+++ Dataset entries
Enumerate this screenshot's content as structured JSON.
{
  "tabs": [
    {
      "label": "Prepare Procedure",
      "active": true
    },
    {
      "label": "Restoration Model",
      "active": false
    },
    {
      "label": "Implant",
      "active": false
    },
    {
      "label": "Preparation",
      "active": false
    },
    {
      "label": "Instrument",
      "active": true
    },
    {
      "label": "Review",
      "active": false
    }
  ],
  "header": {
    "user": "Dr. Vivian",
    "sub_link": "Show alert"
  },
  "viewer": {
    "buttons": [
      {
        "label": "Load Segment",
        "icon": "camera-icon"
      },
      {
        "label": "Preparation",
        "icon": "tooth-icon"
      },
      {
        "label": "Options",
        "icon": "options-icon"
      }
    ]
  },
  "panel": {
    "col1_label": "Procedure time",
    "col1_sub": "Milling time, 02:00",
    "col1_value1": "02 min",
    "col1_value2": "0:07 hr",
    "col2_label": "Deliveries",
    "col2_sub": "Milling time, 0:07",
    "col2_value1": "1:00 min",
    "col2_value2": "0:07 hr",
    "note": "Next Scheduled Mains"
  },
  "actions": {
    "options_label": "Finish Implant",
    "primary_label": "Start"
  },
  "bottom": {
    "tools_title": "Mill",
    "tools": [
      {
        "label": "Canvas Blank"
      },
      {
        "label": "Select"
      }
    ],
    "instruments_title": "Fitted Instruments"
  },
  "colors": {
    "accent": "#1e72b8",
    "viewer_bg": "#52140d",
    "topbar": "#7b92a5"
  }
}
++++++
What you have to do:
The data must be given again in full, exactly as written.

Response to the exercise:
Enumerate this screenshot's content as structured JSON.
{
  "tabs": [
    {
      "label": "Prepare Procedure",
      "active": true
    },
    {
      "label": "Restoration Model",
      "active": false
    },
    {
      "label": "Implant",
      "active": false
    },
    {
      "label": "Preparation",
      "active": false
    },
    {
      "label": "Instrument",
      "active": true
    },
    {
      "label": "Review",
      "active": false
    }
  ],
  "header": {
    "user": "Dr. Vivian",
    "sub_link": "Show alert"
  },
  "viewer": {
    "buttons": [
      {
        "label": "Load Segment",
        "icon": "camera-icon"
      },
      {
        "label": "Preparation",
        "icon": "tooth-icon"
      },
      {
        "label": "Options",
        "icon": "options-icon"
      }
    ]
  },
  "panel": {
    "col1_label": "Procedure time",
    "col1_sub": "Milling time, 02:00",
    "col1_value1": "02 min",
    "col1_value2": "0:07 hr",
    "col2_label": "Deliveries",
    "col2_sub": "Milling time, 0:07",
    "col2_value1": "1:00 min",
    "col2_value2": "0:07 hr",
    "note": "Next Scheduled Mains"
  },
  "actions": {
    "options_label": "Finish Implant",
    "primary_label": "Start"
  },
  "bottom": {
    "tools_title": "Mill",
    "tools": [
      {
        "label": "Canvas Blank"
      },
      {
        "label": "Select"
      }
    ],
    "instruments_title": "Fitted Instruments"
  },
  "colors": {
    "accent": "#1e72b8",
    "viewer_bg": "#52140d",
    "topbar": "#7b92a5"
  }
}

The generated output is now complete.